**HOW TO COMPLETE THIS TASK**
Word for word, print every entry below.

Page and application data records
----
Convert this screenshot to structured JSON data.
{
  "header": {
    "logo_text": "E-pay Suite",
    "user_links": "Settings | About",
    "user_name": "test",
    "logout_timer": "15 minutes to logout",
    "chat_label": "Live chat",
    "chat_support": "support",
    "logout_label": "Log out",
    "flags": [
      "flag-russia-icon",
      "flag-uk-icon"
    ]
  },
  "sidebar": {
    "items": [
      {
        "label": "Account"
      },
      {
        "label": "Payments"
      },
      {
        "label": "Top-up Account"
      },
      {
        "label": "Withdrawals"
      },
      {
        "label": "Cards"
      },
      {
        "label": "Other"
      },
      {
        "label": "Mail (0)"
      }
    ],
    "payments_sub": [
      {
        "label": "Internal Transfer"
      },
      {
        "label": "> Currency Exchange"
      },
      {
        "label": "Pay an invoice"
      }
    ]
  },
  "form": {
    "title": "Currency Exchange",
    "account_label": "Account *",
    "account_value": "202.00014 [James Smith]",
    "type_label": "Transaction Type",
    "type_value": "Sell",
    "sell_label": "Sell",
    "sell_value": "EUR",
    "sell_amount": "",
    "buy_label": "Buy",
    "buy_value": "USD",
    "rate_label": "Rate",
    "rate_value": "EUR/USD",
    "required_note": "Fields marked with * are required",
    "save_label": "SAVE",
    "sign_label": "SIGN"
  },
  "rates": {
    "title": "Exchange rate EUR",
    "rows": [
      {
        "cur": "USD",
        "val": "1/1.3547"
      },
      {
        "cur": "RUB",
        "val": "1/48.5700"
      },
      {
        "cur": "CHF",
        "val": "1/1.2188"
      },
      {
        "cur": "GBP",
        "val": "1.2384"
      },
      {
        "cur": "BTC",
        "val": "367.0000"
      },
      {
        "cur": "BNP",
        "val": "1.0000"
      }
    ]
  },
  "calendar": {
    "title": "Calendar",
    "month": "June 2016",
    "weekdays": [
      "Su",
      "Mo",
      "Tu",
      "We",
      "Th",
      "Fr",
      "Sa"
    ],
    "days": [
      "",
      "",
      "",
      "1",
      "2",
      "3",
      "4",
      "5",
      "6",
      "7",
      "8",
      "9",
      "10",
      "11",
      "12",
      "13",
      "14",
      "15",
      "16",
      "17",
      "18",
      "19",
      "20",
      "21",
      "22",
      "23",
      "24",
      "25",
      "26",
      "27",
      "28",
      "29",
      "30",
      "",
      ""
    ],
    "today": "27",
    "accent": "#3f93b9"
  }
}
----
**SOLUTION TO THE EXERCISE**
Convert this screenshot to structured JSON data.
{
  "header": {
    "logo_text": "E-pay Suite",
    "user_links": "Settings | About",
    "user_name": "test",
    "logout_timer": "15 minutes to logout",
    "chat_label": "Live chat",
    "chat_support": "support",
    "logout_label": "Log out",
    "flags": [
      "flag-russia-icon",
      "flag-uk-icon"
    ]
  },
  "sidebar": {
    "items": [
      {
        "label": "Account"
      },
      {
        "label": "Payments"
      },
      {
        "label": "Top-up Account"
      },
      {
        "label": "Withdrawals"
      },
      {
        "label": "Cards"
      },
      {
        "label": "Other"
      },
      {
        "label": "Mail (0)"
      }
    ],
    "payments_sub": [
      {
        "label": "Internal Transfer"
      },
      {
        "label": "> Currency Exchange"
      },
      {
        "label": "Pay an invoice"
      }
    ]
  },
  "form": {
    "title": "Currency Exchange",
    "account_label": "Account *",
    "account_value": "202.00014 [James Smith]",
    "type_label": "Transaction Type",
    "type_value": "Sell",
    "sell_label": "Sell",
    "sell_value": "EUR",
    "sell_amount": "",
    "buy_label": "Buy",
    "buy_value": "USD",
    "rate_label": "Rate",
    "rate_value": "EUR/USD",
    "required_note": "Fields marked with * are required",
    "save_label": "SAVE",
    "sign_label": "SIGN"
  },
  "rates": {
    "title": "Exchange rate EUR",
    "rows": [
      {
        "cur": "USD",
        "val": "1/1.3547"
      },
      {
        "cur": "RUB",
        "val": "1/48.5700"
      },
      {
        "cur": "CHF",
        "val": "1/1.2188"
      },
      {
        "cur": "GBP",
        "val": "1.2384"
      },
      {
        "cur": "BTC",
        "val": "367.0000"
      },
      {
        "cur": "BNP",
        "val": "1.0000"
      }
    ]
  },
  "calendar": {
    "title": "Calendar",
    "month": "June 2016",
    "weekdays": [
      "Su",
      "Mo",
      "Tu",
      "We",
      "Th",
      "Fr",
      "Sa"
    ],
    "days": [
      "",
      "",
      "",
      "1",
      "2",
      "3",
      "4",
      "5",
      "6",
      "7",
      "8",
      "9",
      "10",
      "11",
      "12",
      "13",
      "14",
      "15",
      "16",
      "17",
      "18",
      "19",
      "20",
      "21",
      "22",
      "23",
      "24",
      "25",
      "26",
      "27",
      "28",
      "29",
      "30",
      "",
      ""
    ],
    "today": "27",
    "accent": "#3f93b9"
  }
}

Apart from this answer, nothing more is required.